## EXTRACTED INFORMATION
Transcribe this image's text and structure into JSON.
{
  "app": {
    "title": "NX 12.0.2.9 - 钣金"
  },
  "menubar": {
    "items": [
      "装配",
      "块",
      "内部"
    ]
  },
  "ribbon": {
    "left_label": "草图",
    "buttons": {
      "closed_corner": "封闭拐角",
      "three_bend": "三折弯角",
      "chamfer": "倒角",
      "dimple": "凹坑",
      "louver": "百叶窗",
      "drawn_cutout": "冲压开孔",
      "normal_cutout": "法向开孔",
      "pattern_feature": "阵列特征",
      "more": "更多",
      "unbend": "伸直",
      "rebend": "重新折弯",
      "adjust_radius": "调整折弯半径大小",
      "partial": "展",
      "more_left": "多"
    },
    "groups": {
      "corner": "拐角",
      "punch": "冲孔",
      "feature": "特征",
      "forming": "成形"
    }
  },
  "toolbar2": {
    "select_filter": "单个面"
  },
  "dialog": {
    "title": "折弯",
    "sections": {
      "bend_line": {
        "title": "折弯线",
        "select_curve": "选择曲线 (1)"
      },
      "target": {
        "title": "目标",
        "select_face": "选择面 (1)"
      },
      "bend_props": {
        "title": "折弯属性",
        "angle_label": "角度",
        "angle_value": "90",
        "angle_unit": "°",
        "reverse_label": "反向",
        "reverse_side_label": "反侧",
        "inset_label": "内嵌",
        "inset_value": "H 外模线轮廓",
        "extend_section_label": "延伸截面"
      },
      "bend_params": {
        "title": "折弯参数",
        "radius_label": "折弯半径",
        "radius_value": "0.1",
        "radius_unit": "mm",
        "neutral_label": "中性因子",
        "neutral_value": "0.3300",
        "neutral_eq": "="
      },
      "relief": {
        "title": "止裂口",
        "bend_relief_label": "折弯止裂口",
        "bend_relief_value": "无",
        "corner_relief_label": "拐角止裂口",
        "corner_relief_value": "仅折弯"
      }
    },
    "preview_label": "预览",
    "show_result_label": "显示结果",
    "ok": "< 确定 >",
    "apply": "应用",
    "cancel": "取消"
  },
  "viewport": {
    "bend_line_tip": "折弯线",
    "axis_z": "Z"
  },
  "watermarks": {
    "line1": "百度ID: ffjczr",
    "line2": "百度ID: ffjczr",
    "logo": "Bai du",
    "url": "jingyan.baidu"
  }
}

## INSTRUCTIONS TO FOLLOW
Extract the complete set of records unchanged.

## ANSWER AREA
Transcribe this image's text and structure into JSON.
{
  "app": {
    "title": "NX 12.0.2.9 - 钣金"
  },
  "menubar": {
    "items": [
      "装配",
      "块",
      "内部"
    ]
  },
  "ribbon": {
    "left_label": "草图",
    "buttons": {
      "closed_corner": "封闭拐角",
      "three_bend": "三折弯角",
      "chamfer": "倒角",
      "dimple": "凹坑",
      "louver": "百叶窗",
      "drawn_cutout": "冲压开孔",
      "normal_cutout": "法向开孔",
      "pattern_feature": "阵列特征",
      "more": "更多",
      "unbend": "伸直",
      "rebend": "重新折弯",
      "adjust_radius": "调整折弯半径大小",
      "partial": "展",
      "more_left": "多"
    },
    "groups": {
      "corner": "拐角",
      "punch": "冲孔",
      "feature": "特征",
      "forming": "成形"
    }
  },
  "toolbar2": {
    "select_filter": "单个面"
  },
  "dialog": {
    "title": "折弯",
    "sections": {
      "bend_line": {
        "title": "折弯线",
        "select_curve": "选择曲线 (1)"
      },
      "target": {
        "title": "目标",
        "select_face": "选择面 (1)"
      },
      "bend_props": {
        "title": "折弯属性",
        "angle_label": "角度",
        "angle_value": "90",
        "angle_unit": "°",
        "reverse_label": "反向",
        "reverse_side_label": "反侧",
        "inset_label": "内嵌",
        "inset_value": "H 外模线轮廓",
        "extend_section_label": "延伸截面"
      },
      "bend_params": {
        "title": "折弯参数",
        "radius_label": "折弯半径",
        "radius_value": "0.1",
        "radius_unit": "mm",
        "neutral_label": "中性因子",
        "neutral_value": "0.3300",
        "neutral_eq": "="
      },
      "relief": {
        "title": "止裂口",
        "bend_relief_label": "折弯止裂口",
        "bend_relief_value": "无",
        "corner_relief_label": "拐角止裂口",
        "corner_relief_value": "仅折弯"
      }
    },
    "preview_label": "预览",
    "show_result_label": "显示结果",
    "ok": "< 确定 >",
    "apply": "应用",
    "cancel": "取消"
  },
  "viewport": {
    "bend_line_tip": "折弯线",
    "axis_z": "Z"
  },
  "watermarks": {
    "line1": "百度ID: ffjczr",
    "line2": "百度ID: ffjczr",
    "logo": "Bai du",
    "url": "jingyan.baidu"
  }
}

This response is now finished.